## What you will do
In the entries that follow, how many lines hold the string "JSON"? Give only that number.

--- Source material Enclosed Below ---

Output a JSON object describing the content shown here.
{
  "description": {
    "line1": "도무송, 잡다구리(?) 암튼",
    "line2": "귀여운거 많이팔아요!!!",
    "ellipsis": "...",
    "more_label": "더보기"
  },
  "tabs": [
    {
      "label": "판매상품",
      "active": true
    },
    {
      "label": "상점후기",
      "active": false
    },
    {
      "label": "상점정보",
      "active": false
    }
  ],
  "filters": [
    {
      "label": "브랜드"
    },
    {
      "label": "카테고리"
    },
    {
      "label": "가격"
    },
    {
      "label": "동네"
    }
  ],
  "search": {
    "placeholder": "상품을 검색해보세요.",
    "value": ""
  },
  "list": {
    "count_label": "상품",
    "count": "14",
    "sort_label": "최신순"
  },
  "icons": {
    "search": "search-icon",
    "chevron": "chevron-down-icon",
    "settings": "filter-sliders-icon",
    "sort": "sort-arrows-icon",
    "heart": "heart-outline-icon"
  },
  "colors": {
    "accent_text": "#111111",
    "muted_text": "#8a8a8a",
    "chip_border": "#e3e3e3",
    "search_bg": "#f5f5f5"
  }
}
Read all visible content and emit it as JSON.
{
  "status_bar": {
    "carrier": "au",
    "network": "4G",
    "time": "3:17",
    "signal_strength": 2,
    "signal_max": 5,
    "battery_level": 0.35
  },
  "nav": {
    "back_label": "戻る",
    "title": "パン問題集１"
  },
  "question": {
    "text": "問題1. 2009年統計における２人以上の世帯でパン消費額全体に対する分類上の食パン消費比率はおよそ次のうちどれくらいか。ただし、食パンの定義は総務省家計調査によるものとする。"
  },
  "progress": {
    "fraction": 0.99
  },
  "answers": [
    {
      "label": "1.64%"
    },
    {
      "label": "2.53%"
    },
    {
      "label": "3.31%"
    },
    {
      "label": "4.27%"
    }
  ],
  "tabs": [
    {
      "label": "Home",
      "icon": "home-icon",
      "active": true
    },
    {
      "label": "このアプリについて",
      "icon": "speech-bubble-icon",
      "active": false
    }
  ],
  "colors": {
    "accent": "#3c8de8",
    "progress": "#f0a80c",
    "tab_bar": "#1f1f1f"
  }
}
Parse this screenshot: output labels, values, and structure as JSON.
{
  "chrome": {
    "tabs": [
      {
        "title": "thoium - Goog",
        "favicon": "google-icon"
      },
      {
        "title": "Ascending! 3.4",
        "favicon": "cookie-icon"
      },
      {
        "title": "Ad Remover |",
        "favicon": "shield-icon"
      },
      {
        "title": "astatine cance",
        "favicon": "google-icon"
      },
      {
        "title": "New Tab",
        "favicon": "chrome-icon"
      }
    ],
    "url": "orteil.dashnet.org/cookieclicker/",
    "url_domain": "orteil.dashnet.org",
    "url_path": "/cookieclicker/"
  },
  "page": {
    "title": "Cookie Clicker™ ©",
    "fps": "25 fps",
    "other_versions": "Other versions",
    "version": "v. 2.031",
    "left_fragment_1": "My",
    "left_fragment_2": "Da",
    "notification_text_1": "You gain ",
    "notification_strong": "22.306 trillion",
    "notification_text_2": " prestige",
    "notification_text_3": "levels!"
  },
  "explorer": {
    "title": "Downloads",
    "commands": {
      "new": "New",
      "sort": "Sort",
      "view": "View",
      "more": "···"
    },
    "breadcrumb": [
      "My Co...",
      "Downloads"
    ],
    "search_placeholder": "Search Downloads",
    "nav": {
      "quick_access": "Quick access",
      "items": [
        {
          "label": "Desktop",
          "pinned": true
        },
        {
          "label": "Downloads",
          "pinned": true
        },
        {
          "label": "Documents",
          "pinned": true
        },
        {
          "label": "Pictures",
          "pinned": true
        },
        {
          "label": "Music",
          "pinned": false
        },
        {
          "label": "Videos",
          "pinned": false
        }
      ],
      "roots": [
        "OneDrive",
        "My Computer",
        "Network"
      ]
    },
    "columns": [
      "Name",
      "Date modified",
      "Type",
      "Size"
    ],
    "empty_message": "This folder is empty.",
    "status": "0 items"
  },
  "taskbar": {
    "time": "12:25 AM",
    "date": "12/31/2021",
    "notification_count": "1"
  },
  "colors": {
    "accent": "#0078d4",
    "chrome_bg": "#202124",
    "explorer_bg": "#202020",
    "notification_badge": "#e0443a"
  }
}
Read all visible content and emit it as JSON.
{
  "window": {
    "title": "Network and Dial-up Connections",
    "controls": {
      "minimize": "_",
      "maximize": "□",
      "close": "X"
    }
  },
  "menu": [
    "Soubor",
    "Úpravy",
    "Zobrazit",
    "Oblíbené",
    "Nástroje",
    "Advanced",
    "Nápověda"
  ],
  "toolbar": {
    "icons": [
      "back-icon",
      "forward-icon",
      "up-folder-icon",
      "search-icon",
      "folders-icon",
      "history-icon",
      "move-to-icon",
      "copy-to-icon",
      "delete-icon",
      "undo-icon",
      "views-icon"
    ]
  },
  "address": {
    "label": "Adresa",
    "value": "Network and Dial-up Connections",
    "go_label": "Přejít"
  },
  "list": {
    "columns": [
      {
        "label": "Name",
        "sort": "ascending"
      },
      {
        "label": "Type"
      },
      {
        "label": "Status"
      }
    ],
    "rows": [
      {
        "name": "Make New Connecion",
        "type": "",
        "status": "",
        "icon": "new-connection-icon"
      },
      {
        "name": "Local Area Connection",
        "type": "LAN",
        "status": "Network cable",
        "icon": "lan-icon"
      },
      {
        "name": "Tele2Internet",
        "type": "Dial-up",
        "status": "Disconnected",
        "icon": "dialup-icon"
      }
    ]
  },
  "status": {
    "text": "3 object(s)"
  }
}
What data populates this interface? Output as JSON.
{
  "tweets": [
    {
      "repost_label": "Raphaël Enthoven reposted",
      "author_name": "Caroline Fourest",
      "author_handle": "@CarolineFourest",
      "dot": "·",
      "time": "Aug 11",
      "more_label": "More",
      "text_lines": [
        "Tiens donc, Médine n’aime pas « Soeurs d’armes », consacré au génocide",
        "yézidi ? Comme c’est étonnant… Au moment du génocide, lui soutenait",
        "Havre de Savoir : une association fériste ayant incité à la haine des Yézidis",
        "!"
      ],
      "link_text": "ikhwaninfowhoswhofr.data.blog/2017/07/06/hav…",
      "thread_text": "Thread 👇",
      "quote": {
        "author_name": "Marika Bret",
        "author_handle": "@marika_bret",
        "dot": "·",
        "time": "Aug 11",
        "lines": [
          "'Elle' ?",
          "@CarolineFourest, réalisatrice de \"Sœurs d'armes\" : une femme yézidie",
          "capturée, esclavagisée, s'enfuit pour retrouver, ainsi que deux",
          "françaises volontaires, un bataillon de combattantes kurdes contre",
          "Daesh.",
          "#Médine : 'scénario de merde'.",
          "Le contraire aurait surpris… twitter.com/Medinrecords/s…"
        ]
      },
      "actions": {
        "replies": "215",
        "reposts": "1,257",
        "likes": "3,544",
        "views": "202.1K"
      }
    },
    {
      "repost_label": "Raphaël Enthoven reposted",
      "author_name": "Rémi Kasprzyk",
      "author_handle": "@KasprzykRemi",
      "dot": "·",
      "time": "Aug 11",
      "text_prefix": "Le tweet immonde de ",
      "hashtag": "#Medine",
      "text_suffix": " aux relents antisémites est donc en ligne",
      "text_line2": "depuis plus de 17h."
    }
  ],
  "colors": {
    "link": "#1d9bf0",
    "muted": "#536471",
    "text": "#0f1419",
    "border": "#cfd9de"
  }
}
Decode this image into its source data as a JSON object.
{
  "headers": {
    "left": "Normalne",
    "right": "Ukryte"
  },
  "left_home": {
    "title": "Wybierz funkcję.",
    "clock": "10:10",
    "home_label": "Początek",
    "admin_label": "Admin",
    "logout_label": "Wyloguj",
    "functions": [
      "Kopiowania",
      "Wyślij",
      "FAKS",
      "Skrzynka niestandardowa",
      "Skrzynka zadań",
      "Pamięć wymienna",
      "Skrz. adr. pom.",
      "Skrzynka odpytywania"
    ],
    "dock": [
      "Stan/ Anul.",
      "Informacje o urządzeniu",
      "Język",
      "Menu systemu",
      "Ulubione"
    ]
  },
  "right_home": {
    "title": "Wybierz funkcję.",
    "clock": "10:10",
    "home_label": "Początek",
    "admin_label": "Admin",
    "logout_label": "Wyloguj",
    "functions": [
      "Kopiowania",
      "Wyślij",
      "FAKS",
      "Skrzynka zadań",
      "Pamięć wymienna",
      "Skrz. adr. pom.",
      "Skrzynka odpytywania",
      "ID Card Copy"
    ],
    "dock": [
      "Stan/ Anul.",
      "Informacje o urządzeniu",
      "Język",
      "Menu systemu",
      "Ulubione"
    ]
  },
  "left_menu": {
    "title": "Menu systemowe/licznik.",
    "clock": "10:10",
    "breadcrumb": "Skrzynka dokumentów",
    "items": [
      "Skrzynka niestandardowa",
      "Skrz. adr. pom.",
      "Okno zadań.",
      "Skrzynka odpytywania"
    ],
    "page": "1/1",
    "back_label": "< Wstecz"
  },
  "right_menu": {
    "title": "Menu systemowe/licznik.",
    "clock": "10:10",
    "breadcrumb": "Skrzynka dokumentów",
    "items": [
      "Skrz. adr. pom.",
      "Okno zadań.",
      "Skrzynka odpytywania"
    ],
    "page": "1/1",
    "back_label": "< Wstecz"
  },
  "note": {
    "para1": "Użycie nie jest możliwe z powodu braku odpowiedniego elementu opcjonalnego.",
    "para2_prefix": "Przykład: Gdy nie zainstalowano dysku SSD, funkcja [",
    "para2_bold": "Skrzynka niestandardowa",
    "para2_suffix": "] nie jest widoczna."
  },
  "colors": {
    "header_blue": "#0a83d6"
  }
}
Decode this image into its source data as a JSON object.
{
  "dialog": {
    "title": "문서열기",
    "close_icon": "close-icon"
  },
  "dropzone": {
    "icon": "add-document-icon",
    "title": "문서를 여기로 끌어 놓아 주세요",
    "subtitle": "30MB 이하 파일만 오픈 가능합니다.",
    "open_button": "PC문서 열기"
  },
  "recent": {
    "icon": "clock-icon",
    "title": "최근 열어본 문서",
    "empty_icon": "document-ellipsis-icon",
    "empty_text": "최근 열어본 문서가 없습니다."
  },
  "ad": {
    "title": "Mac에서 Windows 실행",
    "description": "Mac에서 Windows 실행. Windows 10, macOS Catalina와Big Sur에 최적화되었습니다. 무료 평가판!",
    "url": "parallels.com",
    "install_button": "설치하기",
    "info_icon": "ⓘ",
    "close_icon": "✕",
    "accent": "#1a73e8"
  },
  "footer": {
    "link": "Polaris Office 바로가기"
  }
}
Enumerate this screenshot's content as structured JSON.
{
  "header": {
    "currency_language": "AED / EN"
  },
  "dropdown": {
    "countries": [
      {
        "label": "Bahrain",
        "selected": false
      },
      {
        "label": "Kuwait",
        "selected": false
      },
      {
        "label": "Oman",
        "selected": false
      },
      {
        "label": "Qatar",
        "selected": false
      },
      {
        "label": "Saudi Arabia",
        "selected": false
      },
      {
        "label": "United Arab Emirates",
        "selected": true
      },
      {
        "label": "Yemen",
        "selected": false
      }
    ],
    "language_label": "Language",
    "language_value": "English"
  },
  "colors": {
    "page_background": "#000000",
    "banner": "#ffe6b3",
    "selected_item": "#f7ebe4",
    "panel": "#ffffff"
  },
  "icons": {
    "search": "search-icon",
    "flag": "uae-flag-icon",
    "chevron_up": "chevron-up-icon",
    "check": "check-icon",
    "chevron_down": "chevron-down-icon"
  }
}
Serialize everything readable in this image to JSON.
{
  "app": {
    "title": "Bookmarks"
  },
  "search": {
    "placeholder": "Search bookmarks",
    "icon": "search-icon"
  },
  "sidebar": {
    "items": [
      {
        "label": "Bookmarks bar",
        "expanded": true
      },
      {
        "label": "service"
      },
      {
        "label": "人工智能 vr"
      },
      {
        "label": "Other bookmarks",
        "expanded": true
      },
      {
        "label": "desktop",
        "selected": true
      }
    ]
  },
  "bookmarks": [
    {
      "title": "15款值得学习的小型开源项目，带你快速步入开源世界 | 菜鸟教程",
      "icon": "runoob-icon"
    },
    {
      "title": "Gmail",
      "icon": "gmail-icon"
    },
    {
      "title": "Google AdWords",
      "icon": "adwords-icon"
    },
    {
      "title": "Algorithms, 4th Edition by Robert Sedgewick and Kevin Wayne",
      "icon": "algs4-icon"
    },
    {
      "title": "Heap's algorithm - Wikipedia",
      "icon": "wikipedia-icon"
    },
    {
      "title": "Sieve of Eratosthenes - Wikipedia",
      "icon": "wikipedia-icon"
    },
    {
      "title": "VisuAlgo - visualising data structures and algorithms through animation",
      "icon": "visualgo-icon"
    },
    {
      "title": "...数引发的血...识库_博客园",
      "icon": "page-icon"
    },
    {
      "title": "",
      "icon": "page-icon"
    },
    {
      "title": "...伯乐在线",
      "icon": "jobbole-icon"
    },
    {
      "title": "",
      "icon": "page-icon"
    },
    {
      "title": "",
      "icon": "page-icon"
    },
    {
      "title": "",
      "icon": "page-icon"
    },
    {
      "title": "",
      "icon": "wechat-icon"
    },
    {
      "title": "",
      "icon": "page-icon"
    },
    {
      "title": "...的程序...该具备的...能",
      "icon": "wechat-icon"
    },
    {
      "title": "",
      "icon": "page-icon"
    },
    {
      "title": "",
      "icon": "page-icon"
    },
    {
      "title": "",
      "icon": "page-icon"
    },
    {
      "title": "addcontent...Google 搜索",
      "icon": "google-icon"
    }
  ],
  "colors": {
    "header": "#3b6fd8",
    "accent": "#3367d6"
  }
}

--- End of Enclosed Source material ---

## Answer space
9